■ WHAT YOU HAVE TO DO ■
Every record below needs to be written out exactly, apart from the pictures.

■ PROVIDED MATERIAL ■
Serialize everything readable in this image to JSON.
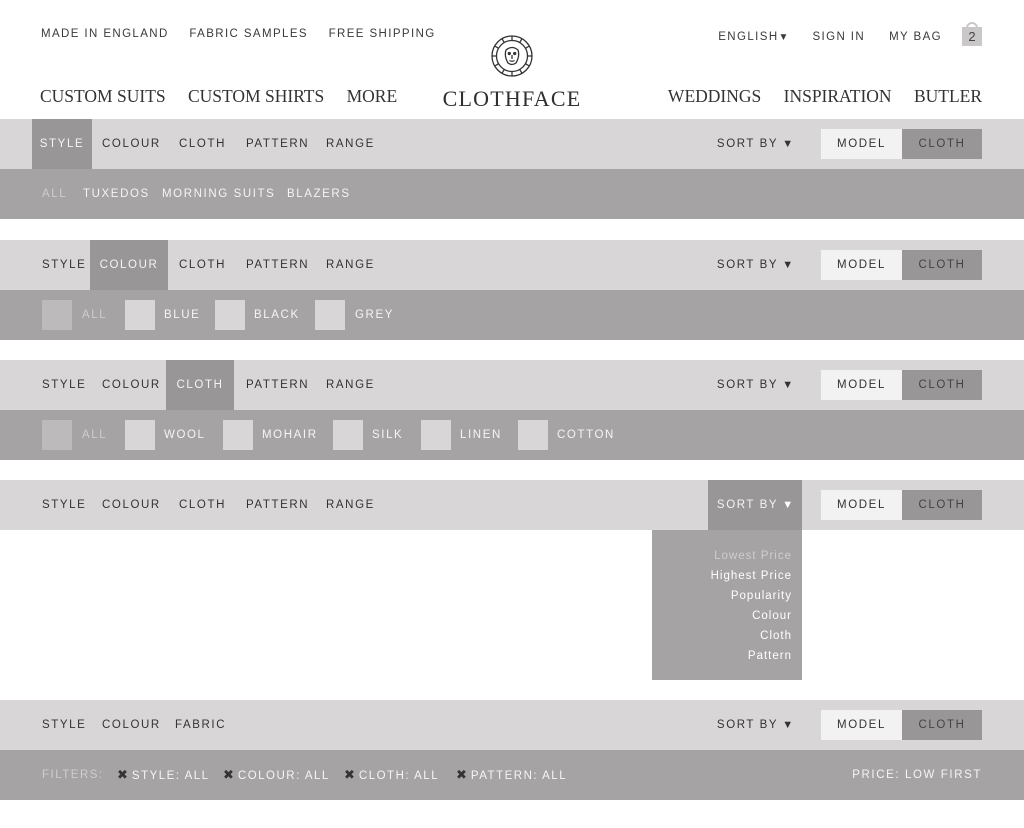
{
  "header": {
    "utility_left": [
      "MADE IN ENGLAND",
      "FABRIC SAMPLES",
      "FREE SHIPPING"
    ],
    "language": "ENGLISH",
    "language_arrow": "▼",
    "sign_in": "SIGN IN",
    "my_bag": "MY BAG",
    "bag_count": "2",
    "nav_left": [
      "CUSTOM SUITS",
      "CUSTOM SHIRTS",
      "MORE"
    ],
    "nav_right": [
      "WEDDINGS",
      "INSPIRATION",
      "BUTLER"
    ],
    "logo_text": "CLOTHFACE",
    "logo_icon": "lion-head-icon"
  },
  "common": {
    "tabs": [
      "STYLE",
      "COLOUR",
      "CLOTH",
      "PATTERN",
      "RANGE"
    ],
    "sort_label": "SORT BY",
    "sort_arrow": "▼",
    "toggle_model": "MODEL",
    "toggle_cloth": "CLOTH"
  },
  "bar1": {
    "active_tab": "STYLE",
    "options": [
      "ALL",
      "TUXEDOS",
      "MORNING SUITS",
      "BLAZERS"
    ]
  },
  "bar2": {
    "active_tab": "COLOUR",
    "options": [
      "ALL",
      "BLUE",
      "BLACK",
      "GREY"
    ]
  },
  "bar3": {
    "active_tab": "CLOTH",
    "options": [
      "ALL",
      "WOOL",
      "MOHAIR",
      "SILK",
      "LINEN",
      "COTTON"
    ]
  },
  "bar4": {
    "active": "SORT BY",
    "sort_options": [
      "Lowest Price",
      "Highest Price",
      "Popularity",
      "Colour",
      "Cloth",
      "Pattern"
    ],
    "selected_sort": "Lowest Price"
  },
  "bar5": {
    "tabs": [
      "STYLE",
      "COLOUR",
      "FABRIC"
    ],
    "filters_label": "FILTERS:",
    "chips": [
      "STYLE: ALL",
      "COLOUR: ALL",
      "CLOTH: ALL",
      "PATTERN: ALL"
    ],
    "chip_remove_glyph": "✖",
    "price_label": "PRICE: LOW FIRST"
  },
  "colors": {
    "bar": "#d9d6d7",
    "active": "#989697",
    "subbar": "#a5a3a4",
    "swatch": "#d8d6d7"
  }
}
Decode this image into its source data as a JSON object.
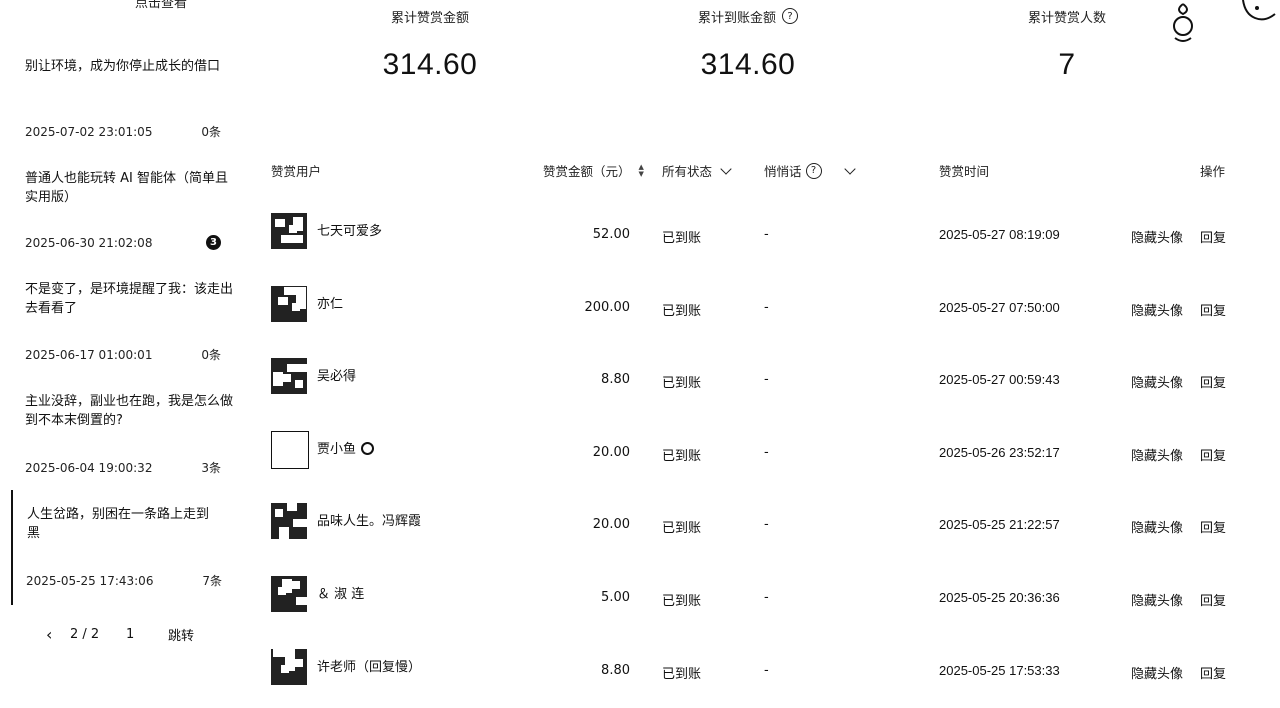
{
  "sidebar": {
    "top_link": "点击查看",
    "articles": [
      {
        "title": "别让环境，成为你停止成长的借口",
        "date": "2025-07-02 23:01:05",
        "count": "0条",
        "badge": ""
      },
      {
        "title": "普通人也能玩转 AI 智能体（简单且实用版）",
        "date": "2025-06-30 21:02:08",
        "count": "",
        "badge": "3"
      },
      {
        "title": "不是变了，是环境提醒了我：该走出去看看了",
        "date": "2025-06-17 01:00:01",
        "count": "0条",
        "badge": ""
      },
      {
        "title": "主业没辞，副业也在跑，我是怎么做到不本末倒置的?",
        "date": "2025-06-04 19:00:32",
        "count": "3条",
        "badge": ""
      },
      {
        "title": "人生岔路，别困在一条路上走到黑",
        "date": "2025-05-25 17:43:06",
        "count": "7条",
        "badge": ""
      }
    ],
    "pager": {
      "prev": "‹",
      "page": "2 / 2",
      "input": "1",
      "jump": "跳转"
    }
  },
  "stats": {
    "total_amount_label": "累计赞赏金额",
    "total_amount": "314.60",
    "received_label": "累计到账金额",
    "received": "314.60",
    "people_label": "累计赞赏人数",
    "people": "7"
  },
  "table": {
    "headers": {
      "user": "赞赏用户",
      "amount": "赞赏金额（元）",
      "status": "所有状态",
      "message": "悄悄话",
      "time": "赞赏时间",
      "action": "操作"
    },
    "rows": [
      {
        "user": "七天可爱多",
        "amount": "52.00",
        "status": "已到账",
        "message": "-",
        "time": "2025-05-27 08:19:09",
        "hide": "隐藏头像",
        "reply": "回复"
      },
      {
        "user": "亦仁",
        "amount": "200.00",
        "status": "已到账",
        "message": "-",
        "time": "2025-05-27 07:50:00",
        "hide": "隐藏头像",
        "reply": "回复"
      },
      {
        "user": "吴必得",
        "amount": "8.80",
        "status": "已到账",
        "message": "-",
        "time": "2025-05-27 00:59:43",
        "hide": "隐藏头像",
        "reply": "回复"
      },
      {
        "user": "贾小鱼",
        "amount": "20.00",
        "status": "已到账",
        "message": "-",
        "time": "2025-05-26 23:52:17",
        "hide": "隐藏头像",
        "reply": "回复"
      },
      {
        "user": "品味人生。冯辉霞",
        "amount": "20.00",
        "status": "已到账",
        "message": "-",
        "time": "2025-05-25 21:22:57",
        "hide": "隐藏头像",
        "reply": "回复"
      },
      {
        "user": "＆ 淑 连",
        "amount": "5.00",
        "status": "已到账",
        "message": "-",
        "time": "2025-05-25 20:36:36",
        "hide": "隐藏头像",
        "reply": "回复"
      },
      {
        "user": "许老师（回复慢）",
        "amount": "8.80",
        "status": "已到账",
        "message": "-",
        "time": "2025-05-25 17:53:33",
        "hide": "隐藏头像",
        "reply": "回复"
      }
    ]
  }
}
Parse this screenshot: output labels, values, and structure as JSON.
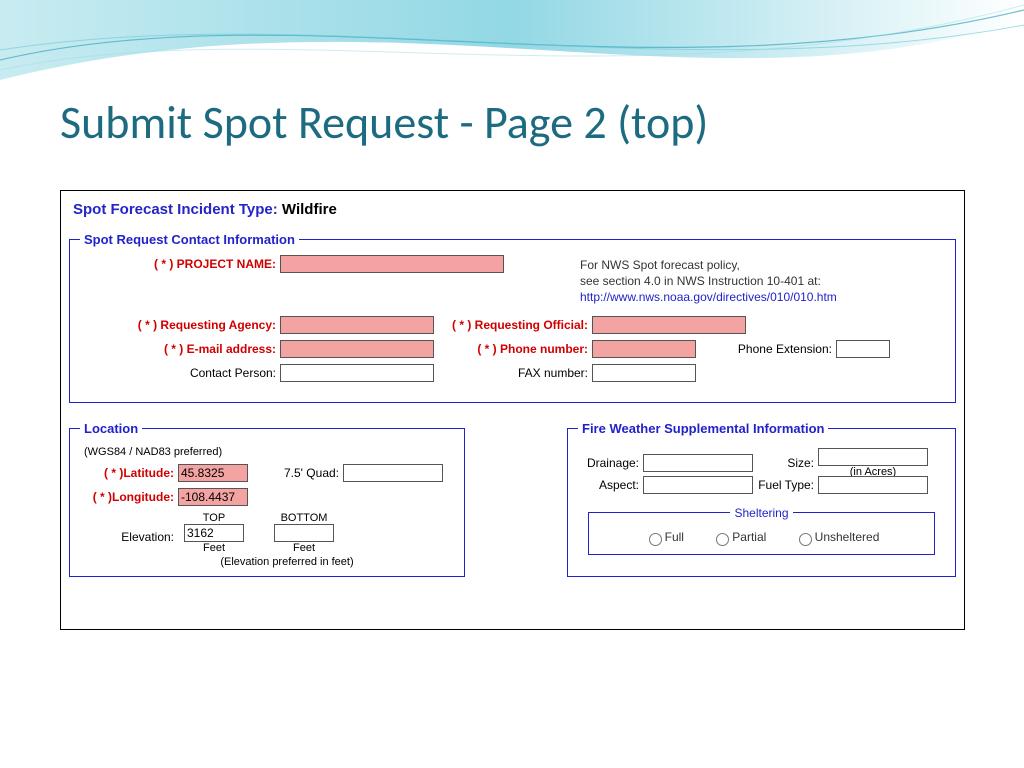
{
  "slide": {
    "title": "Submit Spot Request - Page 2 (top)"
  },
  "incident": {
    "label": "Spot Forecast Incident Type:",
    "value": "Wildfire"
  },
  "contact_fieldset": {
    "legend": "Spot Request Contact Information",
    "project_name_label": "( * ) PROJECT NAME:",
    "policy_line1": "For NWS Spot forecast policy,",
    "policy_line2": "see section 4.0 in NWS Instruction 10-401 at:",
    "policy_link": "http://www.nws.noaa.gov/directives/010/010.htm",
    "requesting_agency_label": "( * ) Requesting Agency:",
    "requesting_official_label": "( * ) Requesting Official:",
    "email_label": "( * ) E-mail address:",
    "phone_label": "( * ) Phone number:",
    "phone_ext_label": "Phone Extension:",
    "contact_person_label": "Contact Person:",
    "fax_label": "FAX number:"
  },
  "location_fieldset": {
    "legend": "Location",
    "note": "(WGS84 / NAD83 preferred)",
    "lat_label": "( * )Latitude:",
    "lat_value": "45.8325",
    "lon_label": "( * )Longitude:",
    "lon_value": "-108.4437",
    "quad_label": "7.5' Quad:",
    "elevation_label": "Elevation:",
    "top_label": "TOP",
    "bottom_label": "BOTTOM",
    "top_value": "3162",
    "bottom_value": "",
    "feet_label": "Feet",
    "elev_note": "(Elevation preferred in feet)"
  },
  "supplemental_fieldset": {
    "legend": "Fire Weather Supplemental Information",
    "drainage_label": "Drainage:",
    "size_label": "Size:",
    "size_unit": "(in Acres)",
    "aspect_label": "Aspect:",
    "fuel_type_label": "Fuel Type:",
    "sheltering_legend": "Sheltering",
    "sheltering_full": "Full",
    "sheltering_partial": "Partial",
    "sheltering_unsheltered": "Unsheltered"
  }
}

■ TASK RESULT ■
Serialize everything readable in this image to JSON.
{
  "header": {
    "utility_left": [
      "MADE IN ENGLAND",
      "FABRIC SAMPLES",
      "FREE SHIPPING"
    ],
    "language": "ENGLISH",
    "language_arrow": "▼",
    "sign_in": "SIGN IN",
    "my_bag": "MY BAG",
    "bag_count": "2",
    "nav_left": [
      "CUSTOM SUITS",
      "CUSTOM SHIRTS",
      "MORE"
    ],
    "nav_right": [
      "WEDDINGS",
      "INSPIRATION",
      "BUTLER"
    ],
    "logo_text": "CLOTHFACE",
    "logo_icon": "lion-head-icon"
  },
  "common": {
    "tabs": [
      "STYLE",
      "COLOUR",
      "CLOTH",
      "PATTERN",
      "RANGE"
    ],
    "sort_label": "SORT BY",
    "sort_arrow": "▼",
    "toggle_model": "MODEL",
    "toggle_cloth": "CLOTH"
  },
  "bar1": {
    "active_tab": "STYLE",
    "options": [
      "ALL",
      "TUXEDOS",
      "MORNING SUITS",
      "BLAZERS"
    ]
  },
  "bar2": {
    "active_tab": "COLOUR",
    "options": [
      "ALL",
      "BLUE",
      "BLACK",
      "GREY"
    ]
  },
  "bar3": {
    "active_tab": "CLOTH",
    "options": [
      "ALL",
      "WOOL",
      "MOHAIR",
      "SILK",
      "LINEN",
      "COTTON"
    ]
  },
  "bar4": {
    "active": "SORT BY",
    "sort_options": [
      "Lowest Price",
      "Highest Price",
      "Popularity",
      "Colour",
      "Cloth",
      "Pattern"
    ],
    "selected_sort": "Lowest Price"
  },
  "bar5": {
    "tabs": [
      "STYLE",
      "COLOUR",
      "FABRIC"
    ],
    "filters_label": "FILTERS:",
    "chips": [
      "STYLE: ALL",
      "COLOUR: ALL",
      "CLOTH: ALL",
      "PATTERN: ALL"
    ],
    "chip_remove_glyph": "✖",
    "price_label": "PRICE: LOW FIRST"
  },
  "colors": {
    "bar": "#d9d6d7",
    "active": "#989697",
    "subbar": "#a5a3a4",
    "swatch": "#d8d6d7"
  }
}
Decode this image into its source data as a JSON object.
{
  "sidebar": {
    "top_link": "点击查看",
    "articles": [
      {
        "title": "别让环境，成为你停止成长的借口",
        "date": "2025-07-02 23:01:05",
        "count": "0条",
        "badge": ""
      },
      {
        "title": "普通人也能玩转 AI 智能体（简单且实用版）",
        "date": "2025-06-30 21:02:08",
        "count": "",
        "badge": "3"
      },
      {
        "title": "不是变了，是环境提醒了我：该走出去看看了",
        "date": "2025-06-17 01:00:01",
        "count": "0条",
        "badge": ""
      },
      {
        "title": "主业没辞，副业也在跑，我是怎么做到不本末倒置的?",
        "date": "2025-06-04 19:00:32",
        "count": "3条",
        "badge": ""
      },
      {
        "title": "人生岔路，别困在一条路上走到黑",
        "date": "2025-05-25 17:43:06",
        "count": "7条",
        "badge": ""
      }
    ],
    "pager": {
      "prev": "‹",
      "page": "2 / 2",
      "input": "1",
      "jump": "跳转"
    }
  },
  "stats": {
    "total_amount_label": "累计赞赏金额",
    "total_amount": "314.60",
    "received_label": "累计到账金额",
    "received": "314.60",
    "people_label": "累计赞赏人数",
    "people": "7"
  },
  "table": {
    "headers": {
      "user": "赞赏用户",
      "amount": "赞赏金额（元）",
      "status": "所有状态",
      "message": "悄悄话",
      "time": "赞赏时间",
      "action": "操作"
    },
    "rows": [
      {
        "user": "七天可爱多",
        "amount": "52.00",
        "status": "已到账",
        "message": "-",
        "time": "2025-05-27 08:19:09",
        "hide": "隐藏头像",
        "reply": "回复"
      },
      {
        "user": "亦仁",
        "amount": "200.00",
        "status": "已到账",
        "message": "-",
        "time": "2025-05-27 07:50:00",
        "hide": "隐藏头像",
        "reply": "回复"
      },
      {
        "user": "吴必得",
        "amount": "8.80",
        "status": "已到账",
        "message": "-",
        "time": "2025-05-27 00:59:43",
        "hide": "隐藏头像",
        "reply": "回复"
      },
      {
        "user": "贾小鱼",
        "amount": "20.00",
        "status": "已到账",
        "message": "-",
        "time": "2025-05-26 23:52:17",
        "hide": "隐藏头像",
        "reply": "回复"
      },
      {
        "user": "品味人生。冯辉霞",
        "amount": "20.00",
        "status": "已到账",
        "message": "-",
        "time": "2025-05-25 21:22:57",
        "hide": "隐藏头像",
        "reply": "回复"
      },
      {
        "user": "＆ 淑 连",
        "amount": "5.00",
        "status": "已到账",
        "message": "-",
        "time": "2025-05-25 20:36:36",
        "hide": "隐藏头像",
        "reply": "回复"
      },
      {
        "user": "许老师（回复慢）",
        "amount": "8.80",
        "status": "已到账",
        "message": "-",
        "time": "2025-05-25 17:53:33",
        "hide": "隐藏头像",
        "reply": "回复"
      }
    ]
  }
}
Parse this screenshot: output labels, values, and structure as JSON.
{
  "slide": {
    "title": "Submit Spot Request - Page 2 (top)"
  },
  "incident": {
    "label": "Spot Forecast Incident Type:",
    "value": "Wildfire"
  },
  "contact_fieldset": {
    "legend": "Spot Request Contact Information",
    "project_name_label": "( * ) PROJECT NAME:",
    "policy_line1": "For NWS Spot forecast policy,",
    "policy_line2": "see section 4.0 in NWS Instruction 10-401 at:",
    "policy_link": "http://www.nws.noaa.gov/directives/010/010.htm",
    "requesting_agency_label": "( * ) Requesting Agency:",
    "requesting_official_label": "( * ) Requesting Official:",
    "email_label": "( * ) E-mail address:",
    "phone_label": "( * ) Phone number:",
    "phone_ext_label": "Phone Extension:",
    "contact_person_label": "Contact Person:",
    "fax_label": "FAX number:"
  },
  "location_fieldset": {
    "legend": "Location",
    "note": "(WGS84 / NAD83 preferred)",
    "lat_label": "( * )Latitude:",
    "lat_value": "45.8325",
    "lon_label": "( * )Longitude:",
    "lon_value": "-108.4437",
    "quad_label": "7.5' Quad:",
    "elevation_label": "Elevation:",
    "top_label": "TOP",
    "bottom_label": "BOTTOM",
    "top_value": "3162",
    "bottom_value": "",
    "feet_label": "Feet",
    "elev_note": "(Elevation preferred in feet)"
  },
  "supplemental_fieldset": {
    "legend": "Fire Weather Supplemental Information",
    "drainage_label": "Drainage:",
    "size_label": "Size:",
    "size_unit": "(in Acres)",
    "aspect_label": "Aspect:",
    "fuel_type_label": "Fuel Type:",
    "sheltering_legend": "Sheltering",
    "sheltering_full": "Full",
    "sheltering_partial": "Partial",
    "sheltering_unsheltered": "Unsheltered"
  }
}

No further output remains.